“I want students to feel safe in my classroom and know that we celebrate cultural diversity. We don’t entertain prejudice, racism or stereotypes,” said Manly.
Creating change in big and small ways
While she sees the book drive as a concrete, tangible way to make a difference in a small way, Iriti said a lot of work must be done to make fundamental, systemic change.
“If teachers expose their students to a new type of book, and they become more conscious about who is in the book and who has written them, that one book can lead a lot to other choices the students make down the line,” said Iriti. “But policies and curriculum need to reflect inclusivity and diversity and tell the real history of race in America. Especially for districts that serve a small proportion of minoritized students, it’s even more important to have diversity reflected in materials.”
Nonetheless, she said she’s touched by the response to the effort that started from one Facebook share.

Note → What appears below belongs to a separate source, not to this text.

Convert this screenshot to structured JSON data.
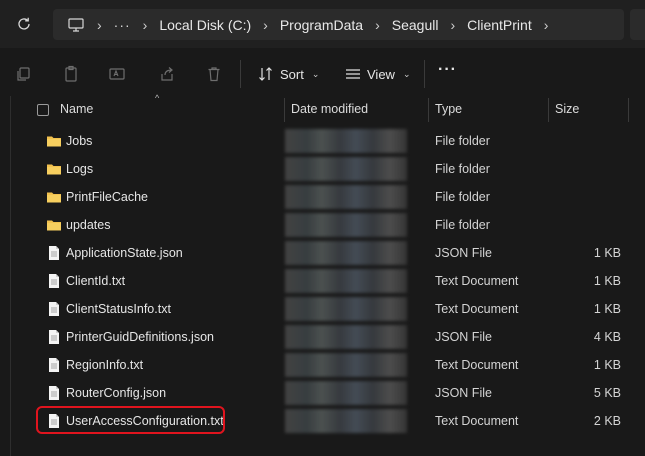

“It’s heartening to see how many people do want to make a difference,” said Iriti. “This is one small way that lots of people can help.”
Iriti’s recent work

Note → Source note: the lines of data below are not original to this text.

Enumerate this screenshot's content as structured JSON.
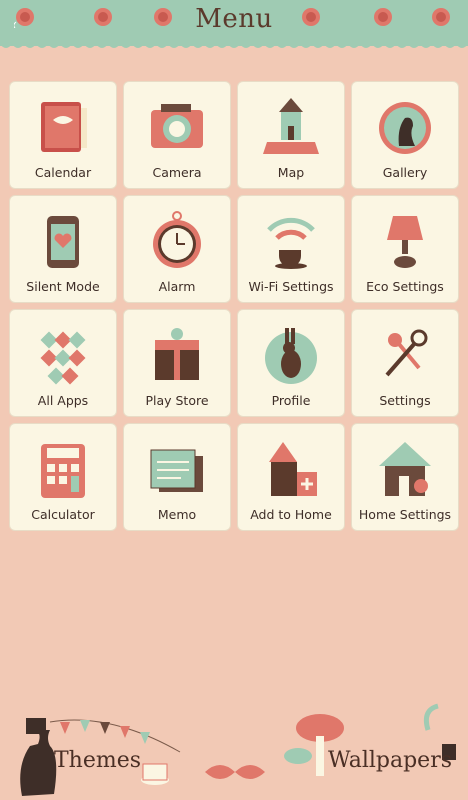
{
  "header": {
    "title": "Menu"
  },
  "apps": [
    {
      "label": "Calendar",
      "icon": "calendar-icon"
    },
    {
      "label": "Camera",
      "icon": "camera-icon"
    },
    {
      "label": "Map",
      "icon": "map-icon"
    },
    {
      "label": "Gallery",
      "icon": "gallery-icon"
    },
    {
      "label": "Silent Mode",
      "icon": "silent-mode-icon"
    },
    {
      "label": "Alarm",
      "icon": "alarm-clock-icon"
    },
    {
      "label": "Wi-Fi Settings",
      "icon": "wifi-icon"
    },
    {
      "label": "Eco Settings",
      "icon": "lamp-icon"
    },
    {
      "label": "All Apps",
      "icon": "all-apps-icon"
    },
    {
      "label": "Play Store",
      "icon": "gift-box-icon"
    },
    {
      "label": "Profile",
      "icon": "rabbit-icon"
    },
    {
      "label": "Settings",
      "icon": "keys-icon"
    },
    {
      "label": "Calculator",
      "icon": "calculator-icon"
    },
    {
      "label": "Memo",
      "icon": "memo-icon"
    },
    {
      "label": "Add to Home",
      "icon": "house-add-icon"
    },
    {
      "label": "Home Settings",
      "icon": "home-settings-icon"
    }
  ],
  "footer": {
    "themes": "Themes",
    "wallpapers": "Wallpapers"
  },
  "colors": {
    "background": "#f2c9b5",
    "header": "#9fcbb3",
    "tile": "#fbf6e3",
    "accent": "#e0776a",
    "brown": "#5b3a2c"
  }
}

Iriti serves as the co-director of the Partners for Network Improvement and director of Evaluation for Learning group, both based at the Learning Research and Development Center at Pitt, where she provides evaluation and research-based program design expertise for education-related organizations and improvement networks.
Iriti is co-principal investigator of a recently awarded National Science Foundation Alliance, the STEM PUSH Network, along with colleagues from a total of five Pitt schools and centers. This five-year, $10 million collective impact effort will create the first national network of precollege STEM programs in order to strengthen these programs’ capacity to serve racially minoritized students and to change the way these powerful experiences are considered in undergraduate STEM admissions processes.
The STEM PUSH Network currently operates with 17 precollege STEM programs from four urban areas including New York City, Pittsburgh, Chicago and the Bay Area. By the end of the five-year grant, the network will include 40 precollege STEM programs from 10 urban areas and expects to result in greater racial equity in access to STEM postsecondary enrollment.
Recently, Iriti and her team evaluated the “City as Our Campus” program at the Winchester Thurston School, a pre-kindergarten through 12th grade independent school in the Shadyside area of Pittsburgh. The program is designed to provide out-of-classroom experiences for students by leveraging resources in the community. Through their evaluation, Iriti and her team found that the program had a positive impact on students and their orientation toward social justice, and they identified ways that teachers can sustain and scale it. The team will ultimately share their research with other schools across the country who are interested in implementing similar community-based learning programs.